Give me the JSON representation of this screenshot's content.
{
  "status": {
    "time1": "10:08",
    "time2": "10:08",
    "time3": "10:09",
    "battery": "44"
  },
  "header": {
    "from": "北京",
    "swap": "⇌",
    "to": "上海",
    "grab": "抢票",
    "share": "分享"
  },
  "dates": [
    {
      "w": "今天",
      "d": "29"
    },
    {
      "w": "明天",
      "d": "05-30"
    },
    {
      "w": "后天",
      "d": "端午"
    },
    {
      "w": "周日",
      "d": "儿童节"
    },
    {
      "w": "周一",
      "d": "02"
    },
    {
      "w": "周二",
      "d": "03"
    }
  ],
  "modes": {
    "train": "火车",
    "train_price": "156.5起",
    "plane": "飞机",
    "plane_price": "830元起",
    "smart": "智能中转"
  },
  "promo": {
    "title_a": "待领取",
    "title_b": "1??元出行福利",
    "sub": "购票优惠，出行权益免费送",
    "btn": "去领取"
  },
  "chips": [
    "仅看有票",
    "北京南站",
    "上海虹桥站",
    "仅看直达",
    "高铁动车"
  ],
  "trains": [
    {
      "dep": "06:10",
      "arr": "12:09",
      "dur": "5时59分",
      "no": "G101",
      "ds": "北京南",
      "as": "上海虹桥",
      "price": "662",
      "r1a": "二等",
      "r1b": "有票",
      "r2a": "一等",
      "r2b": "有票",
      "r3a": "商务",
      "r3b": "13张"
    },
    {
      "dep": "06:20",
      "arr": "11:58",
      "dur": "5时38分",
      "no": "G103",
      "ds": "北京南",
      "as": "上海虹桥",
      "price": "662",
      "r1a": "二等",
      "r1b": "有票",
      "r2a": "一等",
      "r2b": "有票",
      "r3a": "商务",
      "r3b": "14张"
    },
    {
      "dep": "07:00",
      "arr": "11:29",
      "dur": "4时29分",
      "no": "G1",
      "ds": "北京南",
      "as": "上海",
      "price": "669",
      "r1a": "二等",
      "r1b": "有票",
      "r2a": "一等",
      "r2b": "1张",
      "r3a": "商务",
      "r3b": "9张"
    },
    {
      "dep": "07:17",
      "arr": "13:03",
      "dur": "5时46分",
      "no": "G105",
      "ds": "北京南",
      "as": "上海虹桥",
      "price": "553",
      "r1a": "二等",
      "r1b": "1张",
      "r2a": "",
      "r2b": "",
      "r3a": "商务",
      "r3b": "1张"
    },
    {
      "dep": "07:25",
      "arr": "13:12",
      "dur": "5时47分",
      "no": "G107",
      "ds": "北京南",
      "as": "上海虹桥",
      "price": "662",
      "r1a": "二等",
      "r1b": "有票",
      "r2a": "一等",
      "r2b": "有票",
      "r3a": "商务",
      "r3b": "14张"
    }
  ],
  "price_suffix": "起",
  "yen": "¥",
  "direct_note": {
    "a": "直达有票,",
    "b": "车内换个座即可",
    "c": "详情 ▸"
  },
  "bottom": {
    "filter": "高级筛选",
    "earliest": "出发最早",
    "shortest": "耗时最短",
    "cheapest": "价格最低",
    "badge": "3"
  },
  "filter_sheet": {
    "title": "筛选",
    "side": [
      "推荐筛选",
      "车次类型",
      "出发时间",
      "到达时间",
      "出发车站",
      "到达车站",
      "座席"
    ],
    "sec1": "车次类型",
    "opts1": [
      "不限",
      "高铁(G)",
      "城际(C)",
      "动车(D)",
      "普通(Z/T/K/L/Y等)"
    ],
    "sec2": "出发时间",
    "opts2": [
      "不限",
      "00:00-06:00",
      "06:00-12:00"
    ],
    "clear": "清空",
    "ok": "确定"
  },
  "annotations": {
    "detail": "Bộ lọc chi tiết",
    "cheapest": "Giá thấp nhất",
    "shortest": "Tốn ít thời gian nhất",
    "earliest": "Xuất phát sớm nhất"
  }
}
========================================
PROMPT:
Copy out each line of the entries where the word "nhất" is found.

RESPONSE BELOW:
    "cheapest": "Giá thấp nhất",
    "shortest": "Tốn ít thời gian nhất",
    "earliest": "Xuất phát sớm nhất"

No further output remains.